> **YOUR GOAL**
Every line below should come back exactly as written, though the pictures stay out.
(INPUT FOR THIS TASK begins)
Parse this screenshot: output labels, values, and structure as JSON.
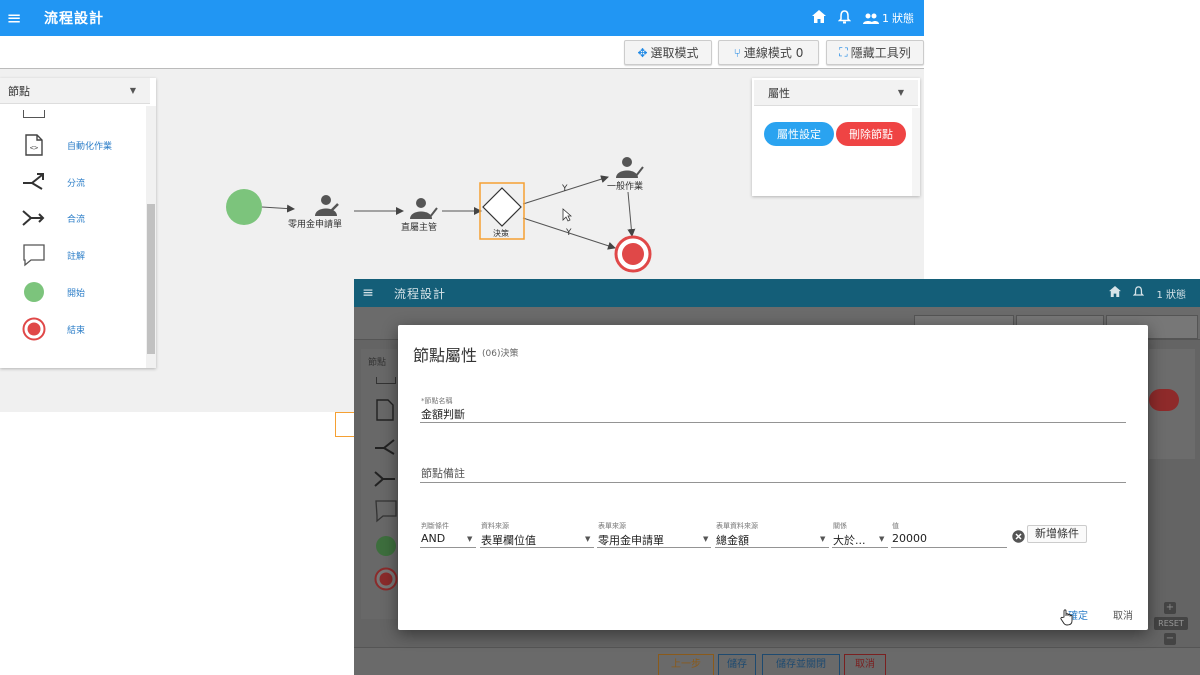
{
  "app": {
    "title": "流程設計",
    "user_count": "1",
    "status_label": "狀態"
  },
  "toolbar": {
    "select_mode": "選取模式",
    "connect_mode": "連線模式 0",
    "hide_toolbar": "隱藏工具列"
  },
  "palette": {
    "dropdown_label": "節點",
    "items": [
      {
        "label": "自動化作業",
        "icon": "file-code-icon"
      },
      {
        "label": "分流",
        "icon": "split-icon"
      },
      {
        "label": "合流",
        "icon": "merge-icon"
      },
      {
        "label": "註解",
        "icon": "comment-icon"
      },
      {
        "label": "開始",
        "icon": "start-node-icon"
      },
      {
        "label": "結束",
        "icon": "end-node-icon"
      }
    ]
  },
  "properties": {
    "dropdown_label": "屬性",
    "settings_button": "屬性設定",
    "delete_button": "刪除節點"
  },
  "diagram": {
    "nodes": {
      "task1": "零用金申請單",
      "task2": "直屬主管",
      "decision": "決策",
      "task3": "一般作業"
    },
    "edge_labels": {
      "upper": "Y",
      "lower": "Y"
    }
  },
  "dialog": {
    "title": "節點屬性",
    "subtitle": "(06)決策",
    "name_label": "*節點名稱",
    "name_value": "金額判斷",
    "remark_placeholder": "節點備註",
    "condition": {
      "logic_label": "判斷條件",
      "logic_value": "AND",
      "source_label": "資料來源",
      "source_value": "表單欄位值",
      "form_label": "表單來源",
      "form_value": "零用金申請單",
      "field_label": "表單資料來源",
      "field_value": "總金額",
      "relation_label": "關係",
      "relation_value": "大於...",
      "value_label": "值",
      "value_value": "20000"
    },
    "add_condition_button": "新增條件",
    "confirm_button": "確定",
    "cancel_button": "取消"
  },
  "front_bottom": {
    "prev_button": "上一步",
    "save_button": "儲存",
    "save_close_button": "儲存並關閉",
    "cancel_button": "取消",
    "reset_label": "RESET"
  },
  "colors": {
    "primary": "#2196f3",
    "start": "#7cc47c",
    "end": "#e04848",
    "decision_border": "#f5a033",
    "settings_pill": "#2aa3f0",
    "delete_pill": "#ef4444",
    "dim_header": "#145e78"
  }
}
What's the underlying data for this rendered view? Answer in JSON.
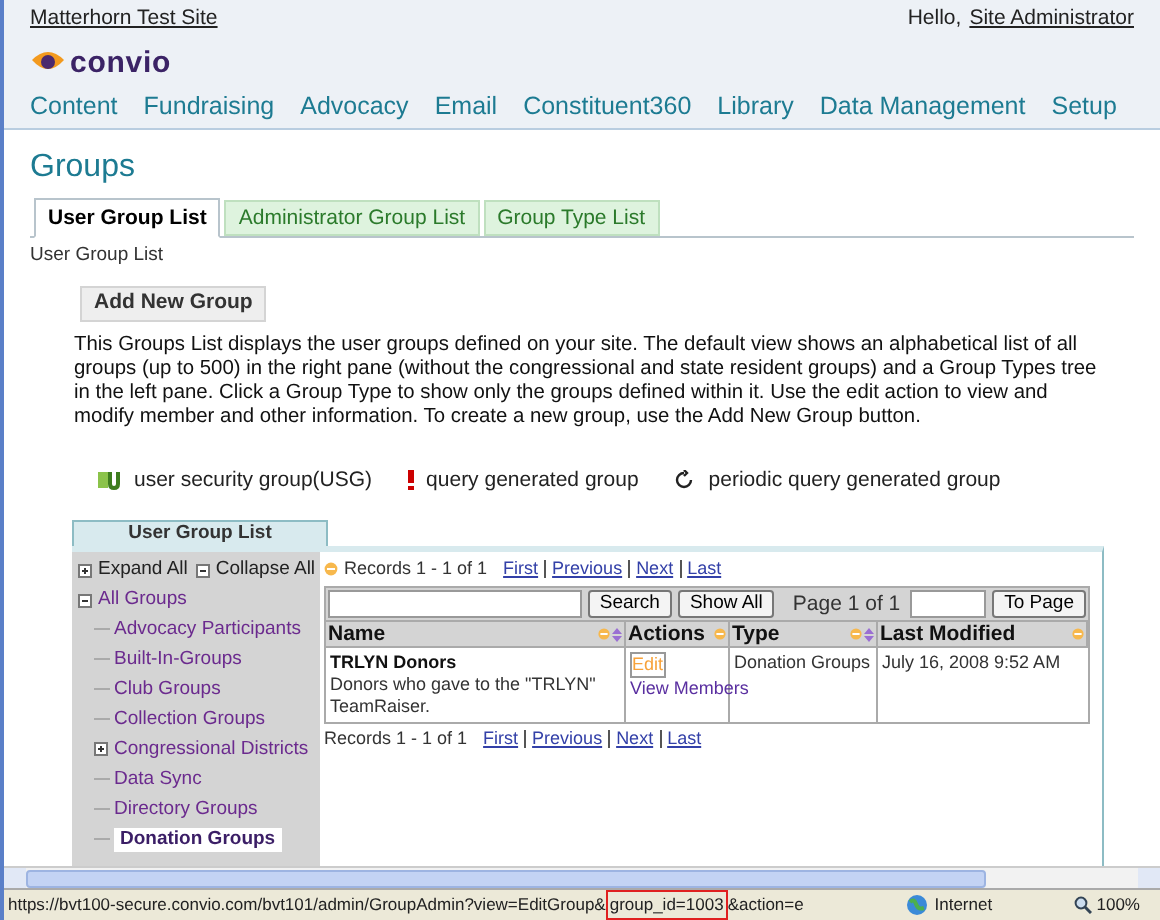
{
  "header": {
    "site_link": "Matterhorn Test Site",
    "greeting": "Hello,",
    "user_link": "Site Administrator",
    "logo_text": "convio"
  },
  "nav": [
    {
      "label": "Content"
    },
    {
      "label": "Fundraising"
    },
    {
      "label": "Advocacy"
    },
    {
      "label": "Email"
    },
    {
      "label": "Constituent360"
    },
    {
      "label": "Library"
    },
    {
      "label": "Data Management"
    },
    {
      "label": "Setup"
    }
  ],
  "page_title": "Groups",
  "tabs": [
    {
      "label": "User Group List",
      "selected": true
    },
    {
      "label": "Administrator Group List",
      "selected": false
    },
    {
      "label": "Group Type List",
      "selected": false
    }
  ],
  "breadcrumb": "User Group List",
  "add_button": "Add New Group",
  "description": "This Groups List displays the user groups defined on your site. The default view shows an alphabetical list of all groups (up to 500) in the right pane (without the congressional and state resident groups) and a Group Types tree in the left pane. Click a Group Type to show only the groups defined within it. Use the edit action to view and modify member and other information. To create a new group, use the Add New Group button.",
  "legend": [
    {
      "kind": "usg",
      "label": "user security group(USG)"
    },
    {
      "kind": "query",
      "label": "query generated group"
    },
    {
      "kind": "periodic",
      "label": "periodic query generated group"
    }
  ],
  "panel": {
    "title": "User Group List",
    "tree": {
      "expand_all": "Expand All",
      "collapse_all": "Collapse All",
      "root": {
        "label": "All Groups",
        "expanded": true,
        "children": [
          {
            "label": "Advocacy Participants",
            "selected": false,
            "expandable": false
          },
          {
            "label": "Built-In-Groups",
            "selected": false,
            "expandable": false
          },
          {
            "label": "Club Groups",
            "selected": false,
            "expandable": false
          },
          {
            "label": "Collection Groups",
            "selected": false,
            "expandable": false
          },
          {
            "label": "Congressional Districts",
            "selected": false,
            "expandable": true
          },
          {
            "label": "Data Sync",
            "selected": false,
            "expandable": false
          },
          {
            "label": "Directory Groups",
            "selected": false,
            "expandable": false
          },
          {
            "label": "Donation Groups",
            "selected": true,
            "expandable": false
          }
        ]
      }
    },
    "top_pager": {
      "records": "Records 1 - 1 of 1",
      "links": [
        "First",
        "Previous",
        "Next",
        "Last"
      ]
    },
    "search_button": "Search",
    "show_all_button": "Show All",
    "page_info": "Page 1 of 1",
    "to_page_button": "To Page",
    "columns": [
      {
        "label": "Name",
        "sortable": true
      },
      {
        "label": "Actions",
        "sortable": false
      },
      {
        "label": "Type",
        "sortable": true
      },
      {
        "label": "Last Modified",
        "sortable": false
      }
    ],
    "rows": [
      {
        "name": "TRLYN Donors",
        "description": "Donors who gave to the \"TRLYN\" TeamRaiser.",
        "actions": [
          "Edit",
          "View Members"
        ],
        "type": "Donation Groups",
        "last_modified": "July 16, 2008 9:52 AM"
      }
    ],
    "bottom_pager": {
      "records": "Records 1 - 1 of 1",
      "links": [
        "First",
        "Previous",
        "Next",
        "Last"
      ]
    }
  },
  "status_bar": {
    "url_before": "https://bvt100-secure.convio.com/bvt101/admin/GroupAdmin?view=EditGroup&",
    "url_highlight": "group_id=1003",
    "url_after": "&action=e",
    "zone": "Internet",
    "zoom": "100%"
  }
}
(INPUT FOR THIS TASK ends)
> **ANSWER BOX**
Parse this screenshot: output labels, values, and structure as JSON.
{
  "app": {
    "title": "流程設計",
    "user_count": "1",
    "status_label": "狀態"
  },
  "toolbar": {
    "select_mode": "選取模式",
    "connect_mode": "連線模式 0",
    "hide_toolbar": "隱藏工具列"
  },
  "palette": {
    "dropdown_label": "節點",
    "items": [
      {
        "label": "自動化作業",
        "icon": "file-code-icon"
      },
      {
        "label": "分流",
        "icon": "split-icon"
      },
      {
        "label": "合流",
        "icon": "merge-icon"
      },
      {
        "label": "註解",
        "icon": "comment-icon"
      },
      {
        "label": "開始",
        "icon": "start-node-icon"
      },
      {
        "label": "結束",
        "icon": "end-node-icon"
      }
    ]
  },
  "properties": {
    "dropdown_label": "屬性",
    "settings_button": "屬性設定",
    "delete_button": "刪除節點"
  },
  "diagram": {
    "nodes": {
      "task1": "零用金申請單",
      "task2": "直屬主管",
      "decision": "決策",
      "task3": "一般作業"
    },
    "edge_labels": {
      "upper": "Y",
      "lower": "Y"
    }
  },
  "dialog": {
    "title": "節點屬性",
    "subtitle": "(06)決策",
    "name_label": "*節點名稱",
    "name_value": "金額判斷",
    "remark_placeholder": "節點備註",
    "condition": {
      "logic_label": "判斷條件",
      "logic_value": "AND",
      "source_label": "資料來源",
      "source_value": "表單欄位值",
      "form_label": "表單來源",
      "form_value": "零用金申請單",
      "field_label": "表單資料來源",
      "field_value": "總金額",
      "relation_label": "關係",
      "relation_value": "大於...",
      "value_label": "值",
      "value_value": "20000"
    },
    "add_condition_button": "新增條件",
    "confirm_button": "確定",
    "cancel_button": "取消"
  },
  "front_bottom": {
    "prev_button": "上一步",
    "save_button": "儲存",
    "save_close_button": "儲存並關閉",
    "cancel_button": "取消",
    "reset_label": "RESET"
  },
  "colors": {
    "primary": "#2196f3",
    "start": "#7cc47c",
    "end": "#e04848",
    "decision_border": "#f5a033",
    "settings_pill": "#2aa3f0",
    "delete_pill": "#ef4444",
    "dim_header": "#145e78"
  }
}
What's the underlying data for this rendered view? Answer in JSON.
{
  "header": {
    "site_link": "Matterhorn Test Site",
    "greeting": "Hello,",
    "user_link": "Site Administrator",
    "logo_text": "convio"
  },
  "nav": [
    {
      "label": "Content"
    },
    {
      "label": "Fundraising"
    },
    {
      "label": "Advocacy"
    },
    {
      "label": "Email"
    },
    {
      "label": "Constituent360"
    },
    {
      "label": "Library"
    },
    {
      "label": "Data Management"
    },
    {
      "label": "Setup"
    }
  ],
  "page_title": "Groups",
  "tabs": [
    {
      "label": "User Group List",
      "selected": true
    },
    {
      "label": "Administrator Group List",
      "selected": false
    },
    {
      "label": "Group Type List",
      "selected": false
    }
  ],
  "breadcrumb": "User Group List",
  "add_button": "Add New Group",
  "description": "This Groups List displays the user groups defined on your site. The default view shows an alphabetical list of all groups (up to 500) in the right pane (without the congressional and state resident groups) and a Group Types tree in the left pane. Click a Group Type to show only the groups defined within it. Use the edit action to view and modify member and other information. To create a new group, use the Add New Group button.",
  "legend": [
    {
      "kind": "usg",
      "label": "user security group(USG)"
    },
    {
      "kind": "query",
      "label": "query generated group"
    },
    {
      "kind": "periodic",
      "label": "periodic query generated group"
    }
  ],
  "panel": {
    "title": "User Group List",
    "tree": {
      "expand_all": "Expand All",
      "collapse_all": "Collapse All",
      "root": {
        "label": "All Groups",
        "expanded": true,
        "children": [
          {
            "label": "Advocacy Participants",
            "selected": false,
            "expandable": false
          },
          {
            "label": "Built-In-Groups",
            "selected": false,
            "expandable": false
          },
          {
            "label": "Club Groups",
            "selected": false,
            "expandable": false
          },
          {
            "label": "Collection Groups",
            "selected": false,
            "expandable": false
          },
          {
            "label": "Congressional Districts",
            "selected": false,
            "expandable": true
          },
          {
            "label": "Data Sync",
            "selected": false,
            "expandable": false
          },
          {
            "label": "Directory Groups",
            "selected": false,
            "expandable": false
          },
          {
            "label": "Donation Groups",
            "selected": true,
            "expandable": false
          }
        ]
      }
    },
    "top_pager": {
      "records": "Records 1 - 1 of 1",
      "links": [
        "First",
        "Previous",
        "Next",
        "Last"
      ]
    },
    "search_button": "Search",
    "show_all_button": "Show All",
    "page_info": "Page 1 of 1",
    "to_page_button": "To Page",
    "columns": [
      {
        "label": "Name",
        "sortable": true
      },
      {
        "label": "Actions",
        "sortable": false
      },
      {
        "label": "Type",
        "sortable": true
      },
      {
        "label": "Last Modified",
        "sortable": false
      }
    ],
    "rows": [
      {
        "name": "TRLYN Donors",
        "description": "Donors who gave to the \"TRLYN\" TeamRaiser.",
        "actions": [
          "Edit",
          "View Members"
        ],
        "type": "Donation Groups",
        "last_modified": "July 16, 2008 9:52 AM"
      }
    ],
    "bottom_pager": {
      "records": "Records 1 - 1 of 1",
      "links": [
        "First",
        "Previous",
        "Next",
        "Last"
      ]
    }
  },
  "status_bar": {
    "url_before": "https://bvt100-secure.convio.com/bvt101/admin/GroupAdmin?view=EditGroup&",
    "url_highlight": "group_id=1003",
    "url_after": "&action=e",
    "zone": "Internet",
    "zoom": "100%"
  }
}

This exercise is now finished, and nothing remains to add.